__Work to be completed__
What lines below contain the word "Register"? Please pull each one out.

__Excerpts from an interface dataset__
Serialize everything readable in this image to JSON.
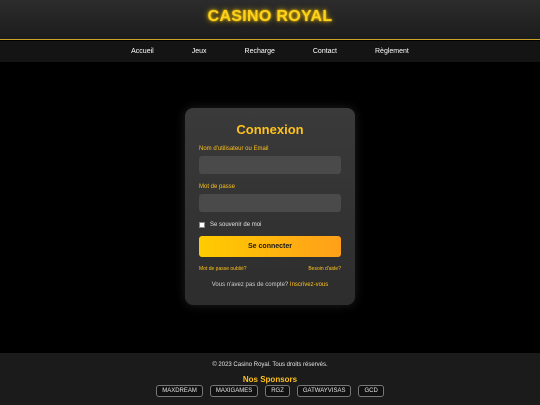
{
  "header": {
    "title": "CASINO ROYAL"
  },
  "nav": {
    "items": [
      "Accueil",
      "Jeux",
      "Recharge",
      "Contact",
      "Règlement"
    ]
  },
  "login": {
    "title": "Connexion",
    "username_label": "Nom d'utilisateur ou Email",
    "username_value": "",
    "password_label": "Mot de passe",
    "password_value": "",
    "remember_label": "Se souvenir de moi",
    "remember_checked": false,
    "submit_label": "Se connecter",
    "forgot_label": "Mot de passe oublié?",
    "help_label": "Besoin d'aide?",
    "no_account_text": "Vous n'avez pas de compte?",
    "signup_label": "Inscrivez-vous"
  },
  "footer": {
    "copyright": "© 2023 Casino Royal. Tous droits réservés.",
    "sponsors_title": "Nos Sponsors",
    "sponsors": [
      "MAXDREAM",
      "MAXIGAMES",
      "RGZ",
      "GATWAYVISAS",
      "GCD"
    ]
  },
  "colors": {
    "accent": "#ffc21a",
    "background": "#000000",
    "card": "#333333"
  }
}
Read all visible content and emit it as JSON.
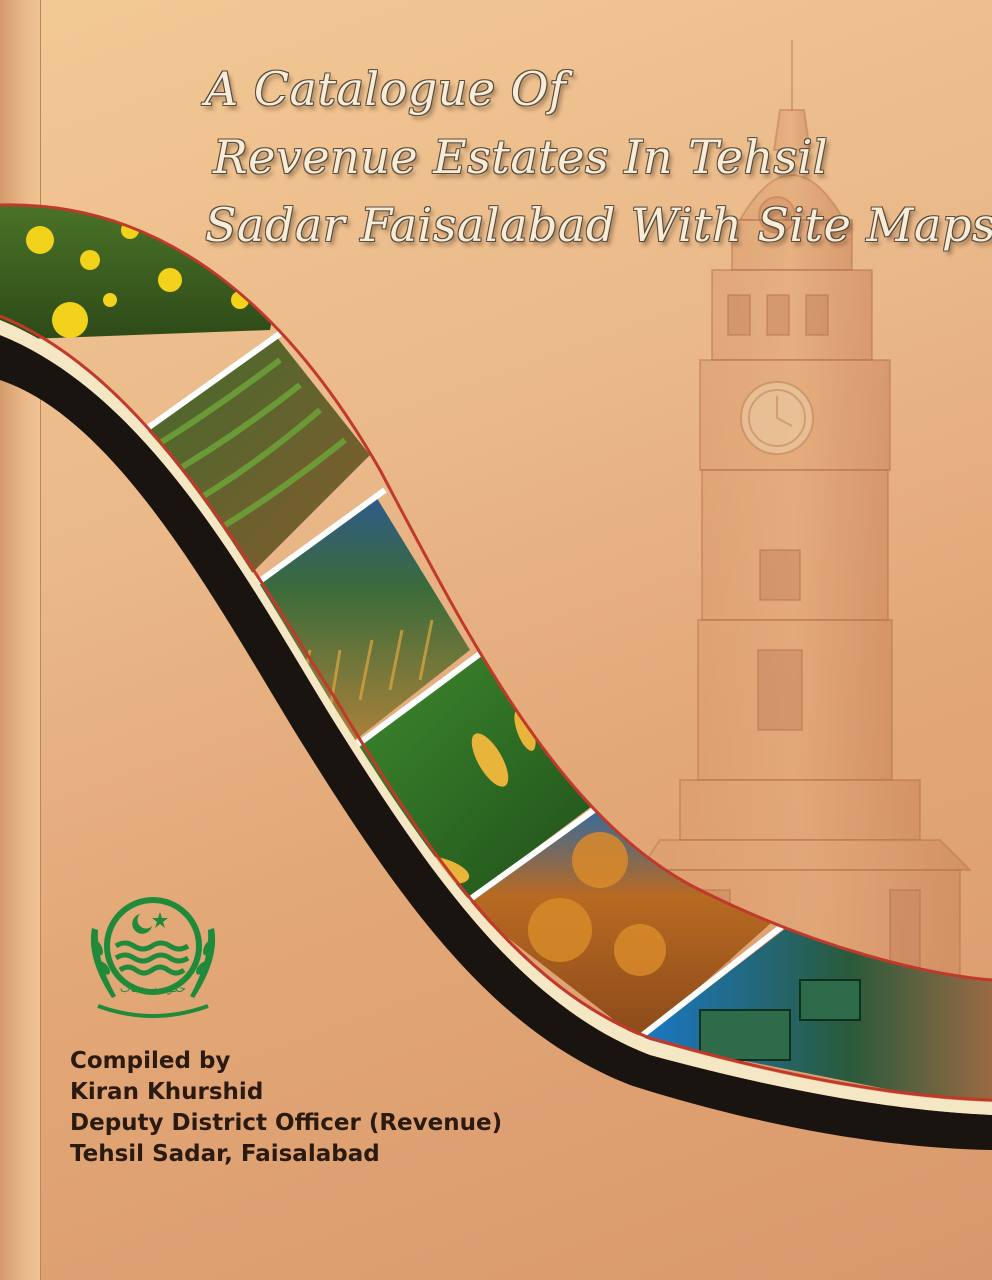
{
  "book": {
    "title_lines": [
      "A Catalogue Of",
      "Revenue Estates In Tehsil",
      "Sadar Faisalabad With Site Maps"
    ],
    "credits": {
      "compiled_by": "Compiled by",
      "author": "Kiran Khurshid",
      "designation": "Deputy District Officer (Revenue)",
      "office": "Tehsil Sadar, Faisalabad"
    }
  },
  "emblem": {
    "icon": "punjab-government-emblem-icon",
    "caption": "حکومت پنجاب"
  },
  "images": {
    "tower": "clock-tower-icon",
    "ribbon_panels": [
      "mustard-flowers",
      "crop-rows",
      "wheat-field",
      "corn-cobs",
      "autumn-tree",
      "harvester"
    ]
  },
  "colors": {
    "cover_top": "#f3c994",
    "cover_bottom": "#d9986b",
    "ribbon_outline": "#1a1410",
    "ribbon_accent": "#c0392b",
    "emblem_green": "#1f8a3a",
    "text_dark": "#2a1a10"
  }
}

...

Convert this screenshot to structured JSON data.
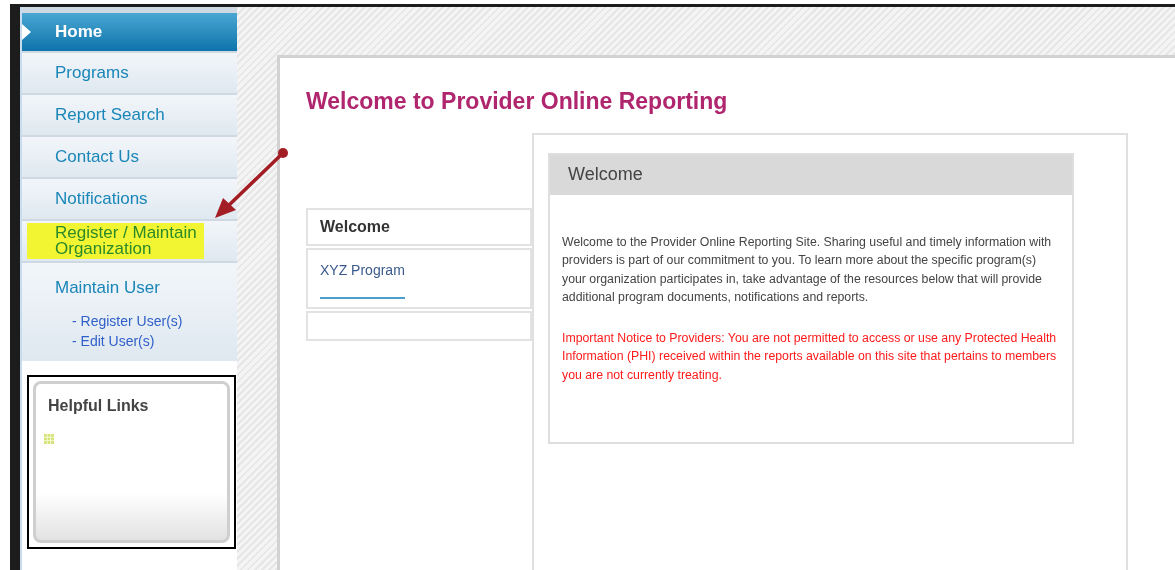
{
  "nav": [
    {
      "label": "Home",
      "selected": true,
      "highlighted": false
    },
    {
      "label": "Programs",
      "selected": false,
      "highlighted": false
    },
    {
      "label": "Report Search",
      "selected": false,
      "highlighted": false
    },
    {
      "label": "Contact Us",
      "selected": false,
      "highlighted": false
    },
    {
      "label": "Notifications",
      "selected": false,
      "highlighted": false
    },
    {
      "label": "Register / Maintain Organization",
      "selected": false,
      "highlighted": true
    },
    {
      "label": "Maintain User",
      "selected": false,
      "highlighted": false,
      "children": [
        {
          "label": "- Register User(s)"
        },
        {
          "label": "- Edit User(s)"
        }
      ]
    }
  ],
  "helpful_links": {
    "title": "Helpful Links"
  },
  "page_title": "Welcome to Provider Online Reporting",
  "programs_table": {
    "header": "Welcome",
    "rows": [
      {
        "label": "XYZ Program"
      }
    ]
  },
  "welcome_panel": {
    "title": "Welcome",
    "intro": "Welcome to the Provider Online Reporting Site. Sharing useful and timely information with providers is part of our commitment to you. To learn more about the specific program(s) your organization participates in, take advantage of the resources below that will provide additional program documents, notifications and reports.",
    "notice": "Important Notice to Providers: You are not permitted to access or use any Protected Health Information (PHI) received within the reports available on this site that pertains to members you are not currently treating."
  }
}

__Task result__
      "label": "Register / Maintain Organization",
          "label": "- Register User(s)"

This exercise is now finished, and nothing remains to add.